[Stored items]
Content starts

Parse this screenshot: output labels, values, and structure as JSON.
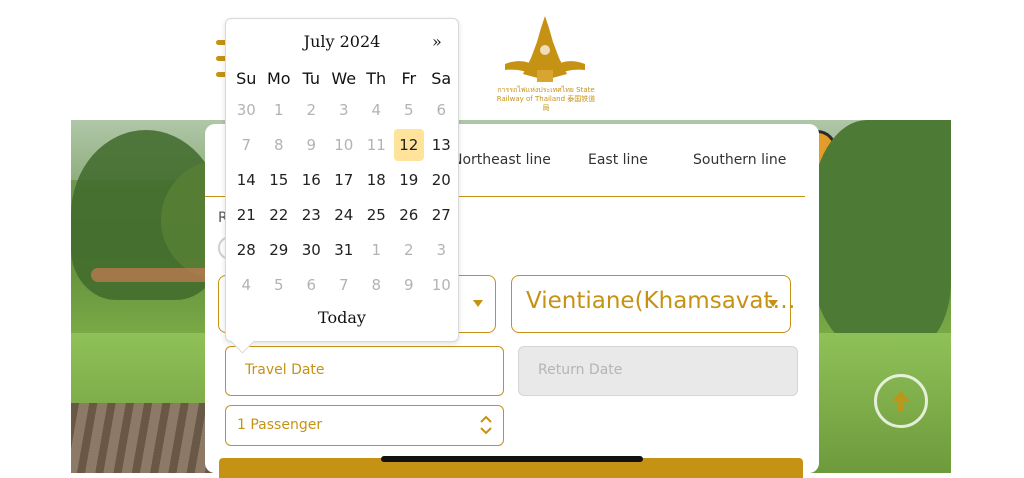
{
  "header": {
    "logo_caption": "การรถไฟแห่งประเทศไทย State Railway of Thailand 泰国铁道局"
  },
  "tabs": [
    "Northeast line",
    "East line",
    "Southern line"
  ],
  "round_label": "R",
  "from_select": {
    "value": ""
  },
  "to_select": {
    "value": "Vientiane(Khamsavat…"
  },
  "travel_date": {
    "placeholder": "Travel Date"
  },
  "return_date": {
    "placeholder": "Return Date"
  },
  "passenger": {
    "value": "1 Passenger"
  },
  "calendar": {
    "title": "July 2024",
    "next": "»",
    "days_of_week": [
      "Su",
      "Mo",
      "Tu",
      "We",
      "Th",
      "Fr",
      "Sa"
    ],
    "weeks": [
      [
        "30",
        "1",
        "2",
        "3",
        "4",
        "5",
        "6"
      ],
      [
        "7",
        "8",
        "9",
        "10",
        "11",
        "12",
        "13"
      ],
      [
        "14",
        "15",
        "16",
        "17",
        "18",
        "19",
        "20"
      ],
      [
        "21",
        "22",
        "23",
        "24",
        "25",
        "26",
        "27"
      ],
      [
        "28",
        "29",
        "30",
        "31",
        "1",
        "2",
        "3"
      ],
      [
        "4",
        "5",
        "6",
        "7",
        "8",
        "9",
        "10"
      ]
    ],
    "today_button": "Today",
    "selected_day": "12"
  },
  "colors": {
    "accent": "#c69214",
    "highlight": "#ffe39a"
  }
}
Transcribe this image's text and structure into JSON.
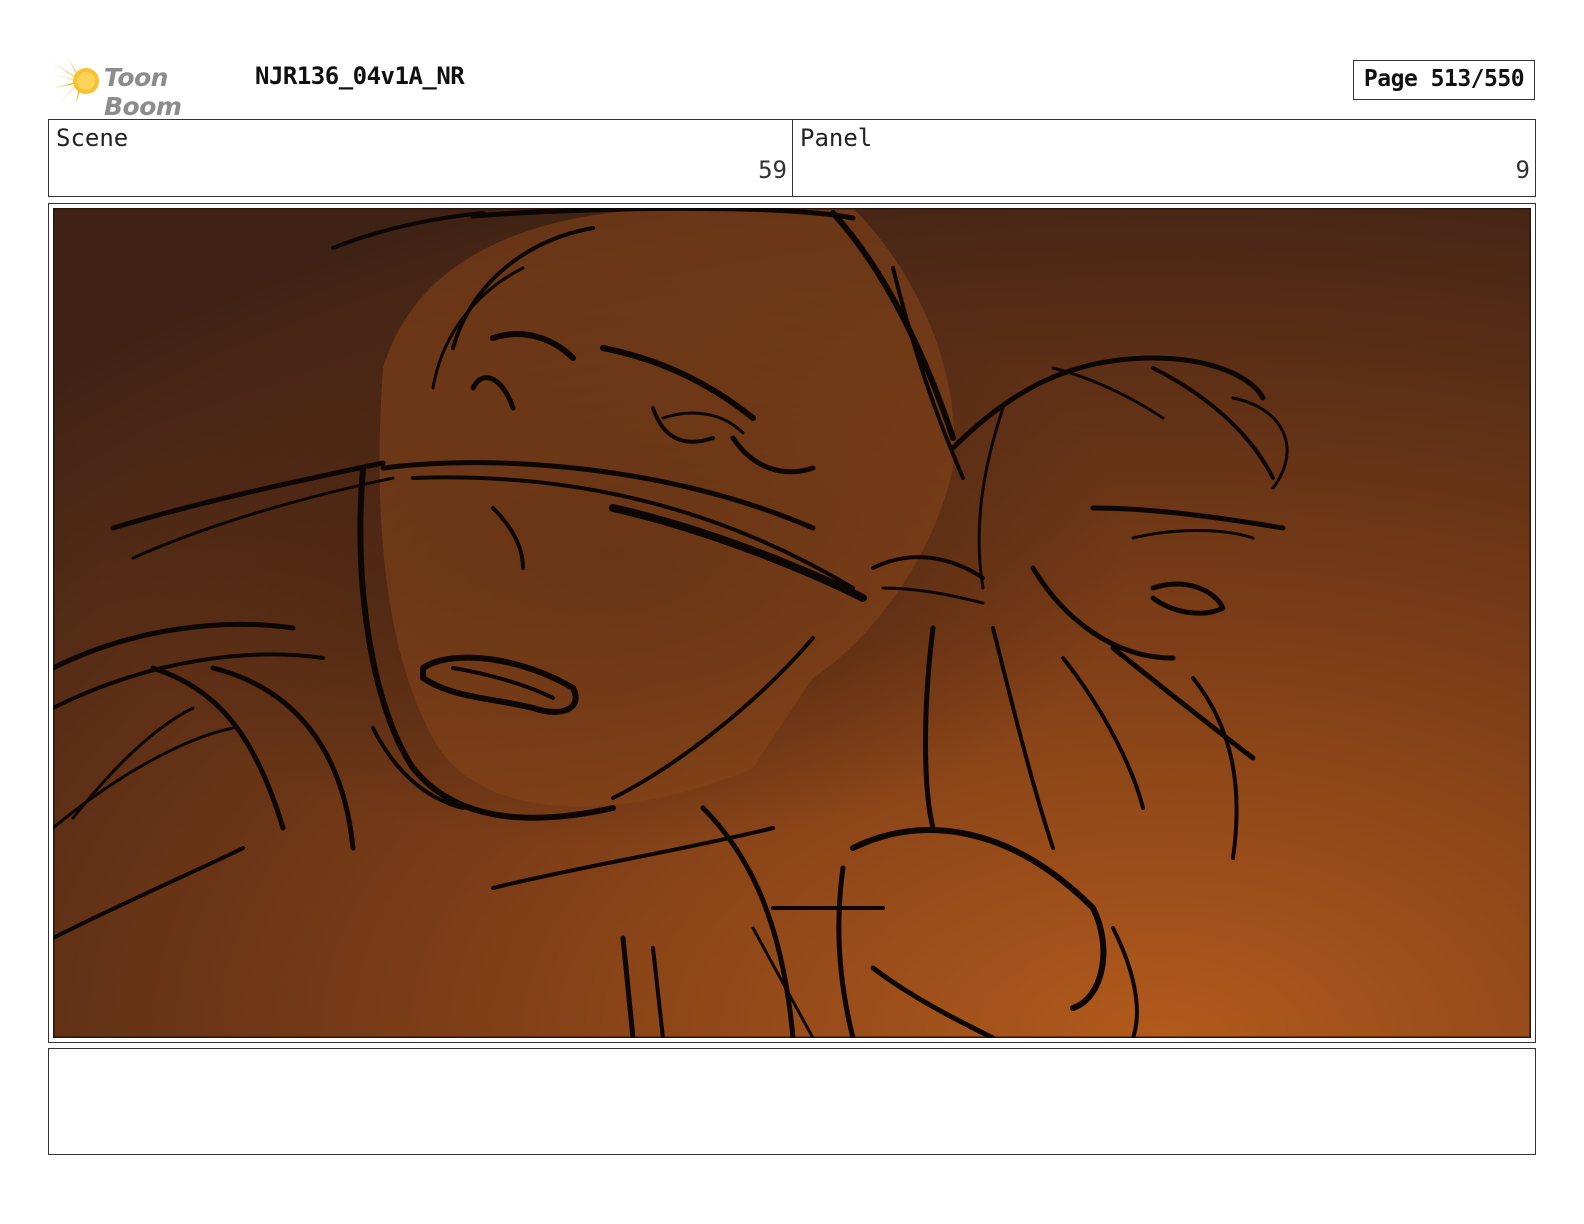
{
  "header": {
    "brand": "Toon Boom",
    "project": "NJR136_04v1A_NR",
    "page": "Page 513/550"
  },
  "info": {
    "scene_label": "Scene",
    "scene_value": "59",
    "panel_label": "Panel",
    "panel_value": "9"
  },
  "notes": {
    "text": ""
  },
  "colors": {
    "logo_star": "#f6b21b",
    "frame_dark": "#3a1f12",
    "frame_mid": "#6b3516",
    "frame_warm": "#a6521a",
    "ink": "#0c0704"
  }
}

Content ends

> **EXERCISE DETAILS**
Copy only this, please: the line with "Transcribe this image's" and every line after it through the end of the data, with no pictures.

> **ANSWER TO THIS EXERCISE**
Transcribe this image's text and structure into JSON.
{
  "header": {
    "brand": "Toon Boom",
    "project": "NJR136_04v1A_NR",
    "page": "Page 513/550"
  },
  "info": {
    "scene_label": "Scene",
    "scene_value": "59",
    "panel_label": "Panel",
    "panel_value": "9"
  },
  "notes": {
    "text": ""
  },
  "colors": {
    "logo_star": "#f6b21b",
    "frame_dark": "#3a1f12",
    "frame_mid": "#6b3516",
    "frame_warm": "#a6521a",
    "ink": "#0c0704"
  }
}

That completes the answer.